Migrant birds – landbirds and raptors, at least – have a thing about peninsulas such as Falsterbo. To them the ever-skinnier strip of land, wasting away into sea or even ocean, is a funnel – concentrating passage into dwindling terra firma or the airspace above. It also demands a decision. Should the migrants stay or should they go? The journey has to be made, but does it have to be made today? Why not rest while conditions are inclement, refuelling before the dangerous crossing over open water? Or if the sun is shining and the skies are clear, why not make headway while the going is good?
On the move: finches such as brambling and linnet pass Falsterbo in large numbers © James Lowen
Weather will decree your strategy. In rain, fog or strong wind, search Falsterbo’s grassland, bushes and copses for ground migrants. In clear, dry conditions, look up for what birdwatchers call ‘visible migration’. As the air warms, conditions improve for a wider variety of raptors. Assume position either at ‘The Canal’ or on Skanors Ljung heath. Then look up. Amongst the common buzzards, you may discern early rough-legged buzzards or tardy honey buzzards. Red kites angle past, tail-twisting. A larger form may be an eagle: probably white-tailed, but conceivably steppe or lesser spotted. All circle upwards, gaining enough height to continue journeying, travelling, migrating along the Great South Road through the Scandinavian sky.
Inner Carniola, Slovenia – for olm

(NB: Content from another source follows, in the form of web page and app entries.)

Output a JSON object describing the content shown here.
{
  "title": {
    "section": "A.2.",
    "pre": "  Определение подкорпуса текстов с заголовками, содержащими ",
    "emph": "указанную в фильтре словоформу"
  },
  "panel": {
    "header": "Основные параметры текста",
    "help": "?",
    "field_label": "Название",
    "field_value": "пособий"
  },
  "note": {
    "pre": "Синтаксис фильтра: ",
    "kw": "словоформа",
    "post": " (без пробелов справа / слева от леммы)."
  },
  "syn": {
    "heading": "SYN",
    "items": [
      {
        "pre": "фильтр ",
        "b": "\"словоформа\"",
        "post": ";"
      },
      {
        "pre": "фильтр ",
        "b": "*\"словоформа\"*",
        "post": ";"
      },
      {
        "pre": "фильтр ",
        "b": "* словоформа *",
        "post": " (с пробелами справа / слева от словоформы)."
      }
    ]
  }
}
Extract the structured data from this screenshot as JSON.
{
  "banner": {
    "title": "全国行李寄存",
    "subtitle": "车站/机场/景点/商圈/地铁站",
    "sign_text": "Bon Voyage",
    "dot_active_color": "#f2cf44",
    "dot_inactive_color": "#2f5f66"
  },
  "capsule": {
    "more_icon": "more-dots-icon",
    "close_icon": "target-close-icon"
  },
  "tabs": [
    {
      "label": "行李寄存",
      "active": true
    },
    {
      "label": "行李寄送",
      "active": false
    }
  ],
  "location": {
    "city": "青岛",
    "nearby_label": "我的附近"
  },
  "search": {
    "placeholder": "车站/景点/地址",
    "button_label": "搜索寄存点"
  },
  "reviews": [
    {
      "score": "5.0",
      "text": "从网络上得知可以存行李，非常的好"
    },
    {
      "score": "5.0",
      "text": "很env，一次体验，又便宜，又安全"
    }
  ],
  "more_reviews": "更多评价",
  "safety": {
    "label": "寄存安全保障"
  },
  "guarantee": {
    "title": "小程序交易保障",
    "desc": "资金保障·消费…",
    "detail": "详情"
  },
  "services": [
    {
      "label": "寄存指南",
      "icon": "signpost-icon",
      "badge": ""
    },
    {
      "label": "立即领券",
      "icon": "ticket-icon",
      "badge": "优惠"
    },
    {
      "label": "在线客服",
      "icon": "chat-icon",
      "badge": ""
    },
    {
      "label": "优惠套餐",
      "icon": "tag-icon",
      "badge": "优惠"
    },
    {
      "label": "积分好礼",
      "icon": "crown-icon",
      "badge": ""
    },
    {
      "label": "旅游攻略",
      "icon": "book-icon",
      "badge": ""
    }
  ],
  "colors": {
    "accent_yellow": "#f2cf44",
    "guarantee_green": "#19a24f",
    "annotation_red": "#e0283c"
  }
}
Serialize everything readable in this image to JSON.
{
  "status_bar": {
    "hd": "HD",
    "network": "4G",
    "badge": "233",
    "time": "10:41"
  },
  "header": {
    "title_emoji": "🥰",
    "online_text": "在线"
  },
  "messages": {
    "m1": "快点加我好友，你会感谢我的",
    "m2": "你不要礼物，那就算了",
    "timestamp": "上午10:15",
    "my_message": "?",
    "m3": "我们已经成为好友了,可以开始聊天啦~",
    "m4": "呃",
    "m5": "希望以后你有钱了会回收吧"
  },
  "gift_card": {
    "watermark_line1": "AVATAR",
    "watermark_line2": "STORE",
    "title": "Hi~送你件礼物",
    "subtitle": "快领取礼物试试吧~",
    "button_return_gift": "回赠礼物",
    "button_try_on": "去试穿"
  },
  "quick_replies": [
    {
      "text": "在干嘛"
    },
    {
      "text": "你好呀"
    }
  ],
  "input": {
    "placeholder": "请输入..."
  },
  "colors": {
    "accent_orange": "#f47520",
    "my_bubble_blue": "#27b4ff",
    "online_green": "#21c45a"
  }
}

There is nothing like the olm. It is as strange an animal as you will ever see. Known locally as the ‘dragon’s baby’ or ‘human fish’, pretty much every key fact about Europe’s largest amphibian has the wow factor. This salamander is an unabashed troglodyte – Europe’s only such vertebrate – living up to 300 metres below ground. It is thought to live for a century, double the lifespan of any other amphibian. It can survive a decade without eating – truly life in the slow lane. Sightless, what pass for its eyes are shrouded in skin. In shape, it recalls an arrow-headed eel, four short legs doing little to detract from this impression. Unlike most amphibians it does not metamorphosise, retaining youthful features such as frilly gills. It has rosy skin through which internal organs contour so clearly that you can almost determine an adult’s gender. Yet it also has a melanistic variant – with black skin and functional eyes. Finally, the olm is extremely vulnerable to changes in its environment – and is thus considered threatened with global extinction. Wow, wow, wow.
Olm: a unique, remarkable amphibian © Nacionalni park Una, Wikimedia Commons
It is unimaginable that you can actually see this most alien of animals. Yet observe it you may, and easily too, in the karst limestone caverns of underground Slovenia. Postojna Cave is the country’s most famous tourist destination. A spectacular network of caves showcases fragile needle-like stalactites and immense swimming-pool-length stalagmites, hefty rock curtains and sturdy river-carved bridges. It’s also where you can see this ultimate specialist.
Discover more of Europe’s wildlife highlights in James Lowen’s 52 European Wildlife Weekends: